The answer must consist of every line from the entries that holds the word "maximize".

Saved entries
____________________

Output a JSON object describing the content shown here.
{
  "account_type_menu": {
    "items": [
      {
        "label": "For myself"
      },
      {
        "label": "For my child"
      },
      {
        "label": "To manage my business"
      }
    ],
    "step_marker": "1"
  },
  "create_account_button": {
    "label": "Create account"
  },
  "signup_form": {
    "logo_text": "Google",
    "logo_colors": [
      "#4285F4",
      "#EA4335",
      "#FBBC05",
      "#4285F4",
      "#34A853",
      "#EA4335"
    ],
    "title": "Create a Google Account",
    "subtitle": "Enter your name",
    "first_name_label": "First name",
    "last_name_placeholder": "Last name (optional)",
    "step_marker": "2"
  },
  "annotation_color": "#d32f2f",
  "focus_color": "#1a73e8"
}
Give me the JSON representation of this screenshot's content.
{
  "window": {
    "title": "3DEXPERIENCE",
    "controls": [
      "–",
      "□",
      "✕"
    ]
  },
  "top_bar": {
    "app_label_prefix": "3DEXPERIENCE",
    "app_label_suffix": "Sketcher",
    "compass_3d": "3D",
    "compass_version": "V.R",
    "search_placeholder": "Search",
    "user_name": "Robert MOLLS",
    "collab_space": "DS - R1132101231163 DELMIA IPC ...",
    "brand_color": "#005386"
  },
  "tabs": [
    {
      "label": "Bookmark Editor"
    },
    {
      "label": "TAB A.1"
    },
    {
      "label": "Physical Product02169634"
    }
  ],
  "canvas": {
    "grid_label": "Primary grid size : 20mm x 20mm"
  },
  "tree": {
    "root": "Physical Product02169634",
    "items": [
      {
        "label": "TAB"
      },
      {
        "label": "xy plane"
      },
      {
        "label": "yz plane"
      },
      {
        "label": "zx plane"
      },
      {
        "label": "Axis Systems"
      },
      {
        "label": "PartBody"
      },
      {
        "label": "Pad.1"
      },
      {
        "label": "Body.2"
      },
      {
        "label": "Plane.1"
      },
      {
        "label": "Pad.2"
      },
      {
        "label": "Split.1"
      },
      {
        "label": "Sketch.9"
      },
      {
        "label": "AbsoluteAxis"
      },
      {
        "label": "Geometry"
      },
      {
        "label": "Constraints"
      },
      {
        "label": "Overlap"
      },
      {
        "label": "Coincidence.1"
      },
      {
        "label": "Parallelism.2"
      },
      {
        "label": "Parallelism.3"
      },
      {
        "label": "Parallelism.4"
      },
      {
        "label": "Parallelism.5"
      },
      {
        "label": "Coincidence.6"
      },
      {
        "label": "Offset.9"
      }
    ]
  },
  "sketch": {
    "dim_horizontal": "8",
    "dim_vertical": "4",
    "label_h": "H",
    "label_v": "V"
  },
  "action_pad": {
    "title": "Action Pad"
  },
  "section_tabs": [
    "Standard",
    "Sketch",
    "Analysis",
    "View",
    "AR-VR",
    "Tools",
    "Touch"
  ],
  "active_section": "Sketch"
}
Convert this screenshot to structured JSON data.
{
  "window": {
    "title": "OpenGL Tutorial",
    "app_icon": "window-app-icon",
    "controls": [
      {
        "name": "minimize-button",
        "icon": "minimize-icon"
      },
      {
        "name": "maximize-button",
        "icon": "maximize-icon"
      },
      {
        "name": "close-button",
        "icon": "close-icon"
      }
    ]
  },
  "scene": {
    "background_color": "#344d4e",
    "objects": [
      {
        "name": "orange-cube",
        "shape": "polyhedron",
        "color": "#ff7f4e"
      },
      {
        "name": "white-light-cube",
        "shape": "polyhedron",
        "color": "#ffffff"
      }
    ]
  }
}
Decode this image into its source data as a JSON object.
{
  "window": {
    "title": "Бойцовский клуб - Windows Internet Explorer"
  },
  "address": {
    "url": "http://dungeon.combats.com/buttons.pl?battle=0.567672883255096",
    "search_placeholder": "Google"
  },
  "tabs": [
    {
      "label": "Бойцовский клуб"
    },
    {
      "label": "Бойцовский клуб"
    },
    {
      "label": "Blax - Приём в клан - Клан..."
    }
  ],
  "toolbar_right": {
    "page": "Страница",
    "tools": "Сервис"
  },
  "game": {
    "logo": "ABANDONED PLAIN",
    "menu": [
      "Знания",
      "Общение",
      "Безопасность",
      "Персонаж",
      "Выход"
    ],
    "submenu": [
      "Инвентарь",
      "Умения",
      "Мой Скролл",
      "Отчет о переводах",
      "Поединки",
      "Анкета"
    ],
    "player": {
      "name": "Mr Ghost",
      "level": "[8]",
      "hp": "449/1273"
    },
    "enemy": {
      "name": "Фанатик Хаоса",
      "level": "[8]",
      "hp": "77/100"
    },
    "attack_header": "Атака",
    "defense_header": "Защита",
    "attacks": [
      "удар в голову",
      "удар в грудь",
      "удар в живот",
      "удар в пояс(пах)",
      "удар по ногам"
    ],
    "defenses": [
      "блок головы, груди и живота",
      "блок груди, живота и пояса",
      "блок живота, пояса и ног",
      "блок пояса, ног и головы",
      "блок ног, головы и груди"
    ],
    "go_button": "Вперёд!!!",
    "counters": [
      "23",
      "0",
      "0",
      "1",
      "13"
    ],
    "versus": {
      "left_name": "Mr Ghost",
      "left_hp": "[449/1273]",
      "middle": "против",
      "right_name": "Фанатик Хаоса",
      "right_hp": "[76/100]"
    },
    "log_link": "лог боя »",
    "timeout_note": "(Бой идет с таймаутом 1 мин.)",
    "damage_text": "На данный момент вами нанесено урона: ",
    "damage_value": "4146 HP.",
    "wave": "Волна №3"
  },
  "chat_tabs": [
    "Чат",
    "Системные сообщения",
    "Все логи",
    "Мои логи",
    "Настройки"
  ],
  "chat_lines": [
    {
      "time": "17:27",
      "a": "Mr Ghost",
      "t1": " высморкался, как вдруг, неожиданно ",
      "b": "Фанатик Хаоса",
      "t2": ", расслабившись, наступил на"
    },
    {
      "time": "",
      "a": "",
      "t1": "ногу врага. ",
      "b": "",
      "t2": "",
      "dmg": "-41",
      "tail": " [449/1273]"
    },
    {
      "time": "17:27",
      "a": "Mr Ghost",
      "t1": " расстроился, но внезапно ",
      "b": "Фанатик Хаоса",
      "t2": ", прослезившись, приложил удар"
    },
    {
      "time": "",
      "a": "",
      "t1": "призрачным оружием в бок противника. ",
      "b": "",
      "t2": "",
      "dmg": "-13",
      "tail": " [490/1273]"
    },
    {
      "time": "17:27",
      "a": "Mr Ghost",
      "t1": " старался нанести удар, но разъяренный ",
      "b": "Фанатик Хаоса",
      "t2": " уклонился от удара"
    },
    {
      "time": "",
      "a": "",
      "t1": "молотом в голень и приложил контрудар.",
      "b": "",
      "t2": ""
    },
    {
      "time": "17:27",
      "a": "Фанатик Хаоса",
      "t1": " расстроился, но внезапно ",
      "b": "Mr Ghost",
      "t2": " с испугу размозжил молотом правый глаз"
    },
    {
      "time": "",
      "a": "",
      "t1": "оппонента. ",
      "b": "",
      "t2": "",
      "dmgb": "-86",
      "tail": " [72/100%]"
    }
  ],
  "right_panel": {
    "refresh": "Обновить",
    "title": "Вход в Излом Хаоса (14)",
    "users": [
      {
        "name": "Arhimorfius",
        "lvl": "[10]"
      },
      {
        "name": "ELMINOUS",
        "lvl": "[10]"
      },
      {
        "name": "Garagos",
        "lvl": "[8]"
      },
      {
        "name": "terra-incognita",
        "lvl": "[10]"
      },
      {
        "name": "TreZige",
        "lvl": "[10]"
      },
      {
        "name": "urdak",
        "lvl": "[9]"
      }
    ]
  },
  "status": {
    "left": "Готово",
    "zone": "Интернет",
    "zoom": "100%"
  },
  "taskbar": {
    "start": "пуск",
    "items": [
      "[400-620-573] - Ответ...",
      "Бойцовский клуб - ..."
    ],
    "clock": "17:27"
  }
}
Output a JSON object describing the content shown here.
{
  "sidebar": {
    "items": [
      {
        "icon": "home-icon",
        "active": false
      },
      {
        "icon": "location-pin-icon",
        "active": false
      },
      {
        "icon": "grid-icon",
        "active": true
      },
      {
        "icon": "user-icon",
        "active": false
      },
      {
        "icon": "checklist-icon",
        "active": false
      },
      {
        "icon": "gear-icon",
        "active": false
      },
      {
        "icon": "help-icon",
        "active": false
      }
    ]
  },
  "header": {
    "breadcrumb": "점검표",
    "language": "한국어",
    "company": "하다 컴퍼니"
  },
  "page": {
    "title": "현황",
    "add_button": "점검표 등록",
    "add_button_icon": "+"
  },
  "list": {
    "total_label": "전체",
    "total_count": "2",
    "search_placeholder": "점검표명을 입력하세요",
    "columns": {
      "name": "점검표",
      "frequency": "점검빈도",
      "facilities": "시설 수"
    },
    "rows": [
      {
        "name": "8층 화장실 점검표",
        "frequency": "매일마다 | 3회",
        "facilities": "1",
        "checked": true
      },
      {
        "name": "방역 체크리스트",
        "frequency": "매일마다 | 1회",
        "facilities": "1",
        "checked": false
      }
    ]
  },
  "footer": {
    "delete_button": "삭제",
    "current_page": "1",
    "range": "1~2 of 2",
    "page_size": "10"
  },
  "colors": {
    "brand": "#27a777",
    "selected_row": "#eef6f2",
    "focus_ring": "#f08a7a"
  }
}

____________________

**Completed exercise**
        "name": "maximize-button",
        "icon": "maximize-icon"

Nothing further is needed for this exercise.